The code's good, code doesn't work. You know what I mean? And it's like one of the things you run into with the code world is they're really good with like sharing with each other. Because there's no race to be who's the best, there's no race to be a billionaire. Everyone understands that. Like, you guys are going to inherit the earth because I need you guys to code all the shit that I'm clicking through to buy some shoes or something, whatever it is. And it's like I'm a cake decorator. my shit's limited. So, in that community, you see how people like when they have a problem, they'll like share a little bit more. I really appreciate that. I noticed that stuff.
Aaron Draplin:
Whereas graphic designers one click down, they're a little more like, "I'm not giving out that sauce." It's like, "Man, whatever." So, we go out in the road, and I give it all away, you know? And then when I get back home here, I'll be working this afternoon on stuff. So yeah.
Matt Kleve:
Jared, do you have any final thoughts about logo design or anything we talked about?
Jared Ponchot:
Some of what you just said is one of the reasons we were so excited to work with you, Aaron, and I really appreciate it. I've been a fan, and a lot of respect for what you do and the way you do it. So I appreciate you coming on with us.
Aaron Draplin:
... For saying that, man, I appreciate, I mean, here's what I would say is, thanks for rolling the dice. I mean, hopefully I was fun to work with, and was on time, and had nice emails, and now the proof is in the pages. I look now and I look at that thing and it's pretty exciting to me because this isn't about being ... The juicier the project ... I am in trouble with juicy projects right now because no one can make a decision. Too cool, and they're too whatever, and they're too blah, blah, blah. But I know how to handle that shit. This, it's out working and there's a paycheck to be had just for that. So congrats. Keep it going. Stay solvent. Be good citizens. [inaudible 01:27:43] MTV, UK. I know it's 15 years ago, but whatever that was. But thanks for having me be a little part. I appreciate it.
Mike Herchel:
Yeah. Thanks Aaron. I wish I wasn't out of town ... I'm missing you next week when you come into town.
Aaron Draplin:
It's really fun. It's really fun to go to Gainesville because no one goes to Gainesville. I've been there before and [inaudible 01:28:07] because there's kids there that are hungry, man. They're hungry, no one goes. So, we did a workshop and we sold it out already, and there's going to probably be another one. And then it's my job to show up, and really kick ass. And it's not about just seething them with accolades. It's more like, "What are you guys up against? Let's talk about it." And we do. It's really fun. So, it's a privilege to go do that. It's a privilege sit with you guys and bullshit for hours. So, all right, well thanks you guys. I appreciate it.
Mike Herchel:
Thanks again. Bye.
Matt Kleve:
Thank you-
Jared Ponchot:
... Much.
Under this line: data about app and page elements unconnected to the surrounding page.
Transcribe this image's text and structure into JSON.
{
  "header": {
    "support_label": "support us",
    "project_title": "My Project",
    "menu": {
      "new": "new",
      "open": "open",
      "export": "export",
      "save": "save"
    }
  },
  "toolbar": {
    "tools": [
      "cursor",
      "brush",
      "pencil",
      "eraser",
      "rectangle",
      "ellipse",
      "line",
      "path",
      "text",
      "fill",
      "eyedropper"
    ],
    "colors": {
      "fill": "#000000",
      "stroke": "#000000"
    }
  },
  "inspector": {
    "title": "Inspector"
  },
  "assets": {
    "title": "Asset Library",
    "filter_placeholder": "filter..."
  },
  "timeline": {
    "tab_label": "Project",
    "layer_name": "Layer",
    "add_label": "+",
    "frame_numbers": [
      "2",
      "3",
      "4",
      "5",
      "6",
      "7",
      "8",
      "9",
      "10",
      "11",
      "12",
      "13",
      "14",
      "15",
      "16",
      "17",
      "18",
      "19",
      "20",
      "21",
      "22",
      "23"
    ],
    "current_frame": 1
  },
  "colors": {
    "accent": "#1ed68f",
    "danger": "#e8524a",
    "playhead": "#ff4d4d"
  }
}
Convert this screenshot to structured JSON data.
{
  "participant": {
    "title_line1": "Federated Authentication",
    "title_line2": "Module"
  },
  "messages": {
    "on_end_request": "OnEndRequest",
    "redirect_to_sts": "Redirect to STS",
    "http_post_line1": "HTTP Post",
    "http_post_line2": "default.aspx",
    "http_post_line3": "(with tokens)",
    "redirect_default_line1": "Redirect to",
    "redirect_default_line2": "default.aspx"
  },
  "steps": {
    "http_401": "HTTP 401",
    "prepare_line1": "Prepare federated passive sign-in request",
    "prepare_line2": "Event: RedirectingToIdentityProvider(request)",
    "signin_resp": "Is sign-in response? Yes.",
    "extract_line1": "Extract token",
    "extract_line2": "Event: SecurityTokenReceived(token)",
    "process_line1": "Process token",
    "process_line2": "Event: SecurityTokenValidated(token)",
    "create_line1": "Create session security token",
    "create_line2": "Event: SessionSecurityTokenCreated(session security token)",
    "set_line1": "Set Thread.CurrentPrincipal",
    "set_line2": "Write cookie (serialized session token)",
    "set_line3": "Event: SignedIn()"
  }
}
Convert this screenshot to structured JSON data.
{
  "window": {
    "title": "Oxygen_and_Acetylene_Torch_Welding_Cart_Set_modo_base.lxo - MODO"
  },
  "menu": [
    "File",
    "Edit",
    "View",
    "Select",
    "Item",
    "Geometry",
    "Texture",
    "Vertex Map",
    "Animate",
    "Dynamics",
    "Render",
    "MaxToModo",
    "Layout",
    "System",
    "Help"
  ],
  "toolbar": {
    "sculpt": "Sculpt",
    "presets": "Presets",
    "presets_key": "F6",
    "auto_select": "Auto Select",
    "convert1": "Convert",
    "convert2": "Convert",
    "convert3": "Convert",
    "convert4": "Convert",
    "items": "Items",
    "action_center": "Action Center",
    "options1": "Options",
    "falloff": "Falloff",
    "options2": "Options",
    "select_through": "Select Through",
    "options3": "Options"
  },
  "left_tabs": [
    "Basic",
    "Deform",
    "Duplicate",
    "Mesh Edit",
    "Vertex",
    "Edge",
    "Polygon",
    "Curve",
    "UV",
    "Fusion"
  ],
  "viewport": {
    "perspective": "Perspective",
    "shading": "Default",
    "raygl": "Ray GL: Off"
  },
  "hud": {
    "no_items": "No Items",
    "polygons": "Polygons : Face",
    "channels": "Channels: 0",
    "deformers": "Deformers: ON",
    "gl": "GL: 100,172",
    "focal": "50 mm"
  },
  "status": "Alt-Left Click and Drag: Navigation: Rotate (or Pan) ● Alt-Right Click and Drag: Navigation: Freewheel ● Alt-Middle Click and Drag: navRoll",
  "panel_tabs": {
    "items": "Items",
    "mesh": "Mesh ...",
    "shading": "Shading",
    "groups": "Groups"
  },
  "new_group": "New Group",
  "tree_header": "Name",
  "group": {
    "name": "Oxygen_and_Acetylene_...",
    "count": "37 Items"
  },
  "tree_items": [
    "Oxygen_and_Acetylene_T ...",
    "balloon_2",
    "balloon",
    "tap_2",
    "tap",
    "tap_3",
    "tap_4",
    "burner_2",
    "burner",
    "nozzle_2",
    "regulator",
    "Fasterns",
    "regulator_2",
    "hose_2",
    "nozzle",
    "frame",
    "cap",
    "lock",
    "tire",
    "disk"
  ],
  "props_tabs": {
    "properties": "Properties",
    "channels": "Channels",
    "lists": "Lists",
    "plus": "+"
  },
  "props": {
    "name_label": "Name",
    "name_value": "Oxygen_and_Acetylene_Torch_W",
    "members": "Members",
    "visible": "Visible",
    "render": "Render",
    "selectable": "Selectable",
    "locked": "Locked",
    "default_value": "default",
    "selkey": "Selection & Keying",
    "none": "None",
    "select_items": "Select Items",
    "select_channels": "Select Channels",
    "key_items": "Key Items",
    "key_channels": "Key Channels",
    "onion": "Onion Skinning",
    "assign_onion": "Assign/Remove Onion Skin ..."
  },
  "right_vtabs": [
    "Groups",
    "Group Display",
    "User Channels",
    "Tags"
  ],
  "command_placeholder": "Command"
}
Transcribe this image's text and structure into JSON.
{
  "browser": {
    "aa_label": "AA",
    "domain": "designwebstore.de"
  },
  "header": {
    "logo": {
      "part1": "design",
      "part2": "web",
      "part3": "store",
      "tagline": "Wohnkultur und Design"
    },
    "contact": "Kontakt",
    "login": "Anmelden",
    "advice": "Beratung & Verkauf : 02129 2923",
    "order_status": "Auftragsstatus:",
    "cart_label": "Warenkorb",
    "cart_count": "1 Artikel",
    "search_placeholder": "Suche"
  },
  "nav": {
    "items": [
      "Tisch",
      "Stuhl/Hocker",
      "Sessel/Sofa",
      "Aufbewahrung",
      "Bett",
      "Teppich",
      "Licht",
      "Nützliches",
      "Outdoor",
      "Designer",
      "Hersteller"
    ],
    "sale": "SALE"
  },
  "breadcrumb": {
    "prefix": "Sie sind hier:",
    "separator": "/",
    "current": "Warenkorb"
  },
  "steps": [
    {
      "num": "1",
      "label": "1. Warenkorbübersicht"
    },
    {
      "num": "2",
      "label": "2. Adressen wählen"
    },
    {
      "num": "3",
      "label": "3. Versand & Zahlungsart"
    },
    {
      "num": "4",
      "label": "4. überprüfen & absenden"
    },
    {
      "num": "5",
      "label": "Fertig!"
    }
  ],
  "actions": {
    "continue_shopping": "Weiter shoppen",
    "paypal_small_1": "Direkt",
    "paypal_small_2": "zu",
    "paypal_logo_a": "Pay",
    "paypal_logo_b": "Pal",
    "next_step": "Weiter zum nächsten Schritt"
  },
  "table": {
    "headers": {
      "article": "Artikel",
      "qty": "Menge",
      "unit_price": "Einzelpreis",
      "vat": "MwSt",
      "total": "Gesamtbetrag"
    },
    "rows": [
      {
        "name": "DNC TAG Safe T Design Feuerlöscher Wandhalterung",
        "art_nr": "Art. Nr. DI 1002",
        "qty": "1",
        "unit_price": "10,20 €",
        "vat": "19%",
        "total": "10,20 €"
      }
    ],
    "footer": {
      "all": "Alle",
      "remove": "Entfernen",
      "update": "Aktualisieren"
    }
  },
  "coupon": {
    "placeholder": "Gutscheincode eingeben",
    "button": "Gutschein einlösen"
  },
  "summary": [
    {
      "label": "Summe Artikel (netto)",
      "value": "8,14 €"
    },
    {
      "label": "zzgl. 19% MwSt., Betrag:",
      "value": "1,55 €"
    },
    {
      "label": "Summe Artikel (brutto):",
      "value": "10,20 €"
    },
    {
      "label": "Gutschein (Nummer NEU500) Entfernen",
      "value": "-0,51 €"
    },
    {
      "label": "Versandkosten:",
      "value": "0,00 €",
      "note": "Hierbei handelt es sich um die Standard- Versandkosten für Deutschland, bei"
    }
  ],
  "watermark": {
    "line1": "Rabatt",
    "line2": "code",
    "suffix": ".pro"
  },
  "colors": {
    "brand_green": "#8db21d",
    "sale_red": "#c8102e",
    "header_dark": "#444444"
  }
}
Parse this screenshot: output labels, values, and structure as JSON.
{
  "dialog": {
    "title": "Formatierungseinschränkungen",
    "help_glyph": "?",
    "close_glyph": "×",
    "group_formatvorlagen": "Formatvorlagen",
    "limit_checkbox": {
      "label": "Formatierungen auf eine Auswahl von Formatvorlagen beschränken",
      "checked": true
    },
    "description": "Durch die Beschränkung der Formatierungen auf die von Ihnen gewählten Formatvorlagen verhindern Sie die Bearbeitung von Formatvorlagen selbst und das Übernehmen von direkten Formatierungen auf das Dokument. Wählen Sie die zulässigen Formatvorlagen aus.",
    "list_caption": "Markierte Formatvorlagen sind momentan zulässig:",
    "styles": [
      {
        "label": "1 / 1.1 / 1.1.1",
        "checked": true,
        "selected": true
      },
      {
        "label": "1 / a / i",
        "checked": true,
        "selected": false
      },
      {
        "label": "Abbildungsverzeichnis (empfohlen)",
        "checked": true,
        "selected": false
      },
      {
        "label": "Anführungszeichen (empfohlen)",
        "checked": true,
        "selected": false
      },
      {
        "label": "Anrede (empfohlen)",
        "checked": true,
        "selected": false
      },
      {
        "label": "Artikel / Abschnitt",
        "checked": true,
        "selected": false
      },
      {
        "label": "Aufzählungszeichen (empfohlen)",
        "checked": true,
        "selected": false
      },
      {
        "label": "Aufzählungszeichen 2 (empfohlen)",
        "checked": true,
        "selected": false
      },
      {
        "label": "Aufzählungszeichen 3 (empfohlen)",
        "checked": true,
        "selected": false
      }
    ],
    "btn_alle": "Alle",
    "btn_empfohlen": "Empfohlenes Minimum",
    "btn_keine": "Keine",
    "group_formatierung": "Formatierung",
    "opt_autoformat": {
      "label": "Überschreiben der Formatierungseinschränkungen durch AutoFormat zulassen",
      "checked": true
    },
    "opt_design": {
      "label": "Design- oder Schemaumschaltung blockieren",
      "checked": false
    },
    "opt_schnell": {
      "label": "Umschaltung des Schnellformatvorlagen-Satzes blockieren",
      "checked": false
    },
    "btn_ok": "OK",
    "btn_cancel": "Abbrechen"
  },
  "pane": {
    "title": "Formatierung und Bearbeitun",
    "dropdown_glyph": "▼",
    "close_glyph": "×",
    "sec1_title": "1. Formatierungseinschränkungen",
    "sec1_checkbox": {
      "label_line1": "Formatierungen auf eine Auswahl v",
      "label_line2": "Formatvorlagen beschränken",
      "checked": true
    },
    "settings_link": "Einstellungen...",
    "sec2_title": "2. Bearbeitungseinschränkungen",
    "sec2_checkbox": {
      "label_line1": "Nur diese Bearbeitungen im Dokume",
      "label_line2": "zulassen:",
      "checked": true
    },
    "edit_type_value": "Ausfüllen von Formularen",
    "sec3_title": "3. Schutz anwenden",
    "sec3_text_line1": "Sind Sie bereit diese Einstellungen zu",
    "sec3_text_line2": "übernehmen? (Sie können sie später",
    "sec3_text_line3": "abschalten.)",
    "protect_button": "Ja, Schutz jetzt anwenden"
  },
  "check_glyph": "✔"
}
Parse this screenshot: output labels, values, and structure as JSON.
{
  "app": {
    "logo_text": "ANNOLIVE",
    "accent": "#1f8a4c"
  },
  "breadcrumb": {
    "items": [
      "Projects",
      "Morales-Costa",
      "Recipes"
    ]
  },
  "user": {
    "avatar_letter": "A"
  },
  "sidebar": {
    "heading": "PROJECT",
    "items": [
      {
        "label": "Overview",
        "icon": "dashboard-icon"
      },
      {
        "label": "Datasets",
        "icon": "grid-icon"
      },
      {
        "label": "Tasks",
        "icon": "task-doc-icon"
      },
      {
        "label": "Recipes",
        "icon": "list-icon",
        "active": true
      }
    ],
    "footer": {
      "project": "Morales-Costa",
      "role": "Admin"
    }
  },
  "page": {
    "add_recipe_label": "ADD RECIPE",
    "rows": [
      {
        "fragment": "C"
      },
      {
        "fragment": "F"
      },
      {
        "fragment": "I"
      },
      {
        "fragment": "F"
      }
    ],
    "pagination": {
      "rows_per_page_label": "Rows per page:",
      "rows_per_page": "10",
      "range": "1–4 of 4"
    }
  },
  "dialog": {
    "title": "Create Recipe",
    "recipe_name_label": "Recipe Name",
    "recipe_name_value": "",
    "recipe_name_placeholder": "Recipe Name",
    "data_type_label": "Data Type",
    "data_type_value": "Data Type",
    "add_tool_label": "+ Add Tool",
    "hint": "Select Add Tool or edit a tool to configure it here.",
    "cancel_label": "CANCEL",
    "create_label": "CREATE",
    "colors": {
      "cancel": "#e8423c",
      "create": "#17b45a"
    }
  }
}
Published in

If you enjoyed this Episode, you may also enjoy...

About host Mike Herchel

Thumbnail
A senior front-end developer, Mike is also a lead of the Drupal 9 core "Olivero" theme initiative, organizer for Florida DrupalCamp, maintainer for the Drupal Quicklink module, and an expert hammocker

About host Matt Kleve

Portrait of Matt Kleve
Matt Kleve has been a Drupal developer since 2007. His previous work in the media sparks a desire to create lean, easy to use workflow processes.